Please print all of the records that follow with nothing altered.

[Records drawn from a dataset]
-.-.-

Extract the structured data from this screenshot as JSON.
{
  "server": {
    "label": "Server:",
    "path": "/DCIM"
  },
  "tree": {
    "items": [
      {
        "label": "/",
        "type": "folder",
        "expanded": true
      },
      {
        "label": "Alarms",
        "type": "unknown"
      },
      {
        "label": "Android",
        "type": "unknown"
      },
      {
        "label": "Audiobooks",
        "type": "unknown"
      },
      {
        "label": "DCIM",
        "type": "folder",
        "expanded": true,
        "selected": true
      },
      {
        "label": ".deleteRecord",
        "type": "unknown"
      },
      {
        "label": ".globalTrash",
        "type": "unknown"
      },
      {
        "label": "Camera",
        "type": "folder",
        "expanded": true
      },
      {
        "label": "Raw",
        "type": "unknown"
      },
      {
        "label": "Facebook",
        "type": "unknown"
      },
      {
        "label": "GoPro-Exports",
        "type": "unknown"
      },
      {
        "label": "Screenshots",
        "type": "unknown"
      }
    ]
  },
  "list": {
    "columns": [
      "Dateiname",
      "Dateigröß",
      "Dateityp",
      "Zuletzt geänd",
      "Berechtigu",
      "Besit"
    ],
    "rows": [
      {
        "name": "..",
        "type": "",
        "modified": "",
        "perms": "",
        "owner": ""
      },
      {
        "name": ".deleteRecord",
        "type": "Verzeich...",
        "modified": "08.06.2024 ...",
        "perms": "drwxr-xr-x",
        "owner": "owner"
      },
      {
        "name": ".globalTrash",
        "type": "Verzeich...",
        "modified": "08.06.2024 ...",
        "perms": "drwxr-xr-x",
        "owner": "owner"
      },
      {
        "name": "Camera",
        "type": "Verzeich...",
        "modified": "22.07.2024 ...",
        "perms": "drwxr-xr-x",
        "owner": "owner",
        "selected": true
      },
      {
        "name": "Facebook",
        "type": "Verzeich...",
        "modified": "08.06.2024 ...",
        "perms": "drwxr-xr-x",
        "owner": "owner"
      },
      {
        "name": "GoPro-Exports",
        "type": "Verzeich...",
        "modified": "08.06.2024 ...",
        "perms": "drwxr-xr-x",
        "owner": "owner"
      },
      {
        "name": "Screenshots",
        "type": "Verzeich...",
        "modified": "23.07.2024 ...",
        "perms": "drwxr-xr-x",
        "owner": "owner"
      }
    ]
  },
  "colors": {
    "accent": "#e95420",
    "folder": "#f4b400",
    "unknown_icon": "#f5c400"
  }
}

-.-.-

= Written answer =
Extract the structured data from this screenshot as JSON.
{
  "server": {
    "label": "Server:",
    "path": "/DCIM"
  },
  "tree": {
    "items": [
      {
        "label": "/",
        "type": "folder",
        "expanded": true
      },
      {
        "label": "Alarms",
        "type": "unknown"
      },
      {
        "label": "Android",
        "type": "unknown"
      },
      {
        "label": "Audiobooks",
        "type": "unknown"
      },
      {
        "label": "DCIM",
        "type": "folder",
        "expanded": true,
        "selected": true
      },
      {
        "label": ".deleteRecord",
        "type": "unknown"
      },
      {
        "label": ".globalTrash",
        "type": "unknown"
      },
      {
        "label": "Camera",
        "type": "folder",
        "expanded": true
      },
      {
        "label": "Raw",
        "type": "unknown"
      },
      {
        "label": "Facebook",
        "type": "unknown"
      },
      {
        "label": "GoPro-Exports",
        "type": "unknown"
      },
      {
        "label": "Screenshots",
        "type": "unknown"
      }
    ]
  },
  "list": {
    "columns": [
      "Dateiname",
      "Dateigröß",
      "Dateityp",
      "Zuletzt geänd",
      "Berechtigu",
      "Besit"
    ],
    "rows": [
      {
        "name": "..",
        "type": "",
        "modified": "",
        "perms": "",
        "owner": ""
      },
      {
        "name": ".deleteRecord",
        "type": "Verzeich...",
        "modified": "08.06.2024 ...",
        "perms": "drwxr-xr-x",
        "owner": "owner"
      },
      {
        "name": ".globalTrash",
        "type": "Verzeich...",
        "modified": "08.06.2024 ...",
        "perms": "drwxr-xr-x",
        "owner": "owner"
      },
      {
        "name": "Camera",
        "type": "Verzeich...",
        "modified": "22.07.2024 ...",
        "perms": "drwxr-xr-x",
        "owner": "owner",
        "selected": true
      },
      {
        "name": "Facebook",
        "type": "Verzeich...",
        "modified": "08.06.2024 ...",
        "perms": "drwxr-xr-x",
        "owner": "owner"
      },
      {
        "name": "GoPro-Exports",
        "type": "Verzeich...",
        "modified": "08.06.2024 ...",
        "perms": "drwxr-xr-x",
        "owner": "owner"
      },
      {
        "name": "Screenshots",
        "type": "Verzeich...",
        "modified": "23.07.2024 ...",
        "perms": "drwxr-xr-x",
        "owner": "owner"
      }
    ]
  },
  "colors": {
    "accent": "#e95420",
    "folder": "#f4b400",
    "unknown_icon": "#f5c400"
  }
}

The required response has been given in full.